The Lyonesse sequence evokes the Elder Isles, is a baroque land of pre-Arthurian myth now lost beneath the Atlantic, where powerful sorcerers, aloof faeries, stalwart champions, and nobles eccentric, magnanimous, and cruel pursue intrigue among their separate worlds . . .
When Princess madouc discovers that she is actually a changeling left by fairies in place of a baby boy, she sets out, with her servant and companion Pymfyd, to find her true identity. Madouc locates her mother, the fairy Twisk, easily enough, but her paternity poses a problem: Twisk is not certain who fathered her child.

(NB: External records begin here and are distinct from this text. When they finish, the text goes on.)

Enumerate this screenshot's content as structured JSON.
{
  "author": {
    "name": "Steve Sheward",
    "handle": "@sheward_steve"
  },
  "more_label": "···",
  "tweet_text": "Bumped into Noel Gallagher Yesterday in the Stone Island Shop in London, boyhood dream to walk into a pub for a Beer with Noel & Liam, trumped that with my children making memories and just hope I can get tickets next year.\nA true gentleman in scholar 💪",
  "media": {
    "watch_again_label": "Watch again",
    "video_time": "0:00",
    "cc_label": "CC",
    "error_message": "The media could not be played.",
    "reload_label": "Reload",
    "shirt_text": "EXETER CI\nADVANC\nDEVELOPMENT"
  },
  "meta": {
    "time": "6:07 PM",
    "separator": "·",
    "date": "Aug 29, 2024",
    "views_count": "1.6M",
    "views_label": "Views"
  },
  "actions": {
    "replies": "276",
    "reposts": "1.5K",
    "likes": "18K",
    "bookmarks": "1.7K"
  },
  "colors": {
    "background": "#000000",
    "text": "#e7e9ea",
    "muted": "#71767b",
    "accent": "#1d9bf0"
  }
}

Meanwhile, her uncle, King Casmir, attempts to conquer the whole island of Hybras, on which Lyonesse is located, and thwart the prophesy of Persilian the Magic Mirror that his sister's son would one day rule. He is foiled at every turn by King Aillas of Troicinet and his son Dhrun, who is actually the child of the prophesy, but is older than expected because of a youth spent in the fairy shee (home), where time runs differently. A sly mixture of satire and epic, Vance's medieval tale is a delightful conclusion to an epic fantasy trilogy.
Winner of the World Fantasy Award for best novel, 1990
Jack Vance was born in 1916 and studied mining engineering and journalism at the University of California. During the Second World War he served in the merchant navy and was torpedoed twice. He started contributing stories to the pulp magazines in the mid 1940s and published his first book, The Dying Earth, in 1950. Among his many books are The Dragon Master, for which he won his first Hugo, Big Planet, The Anome and the Lyoness sequence.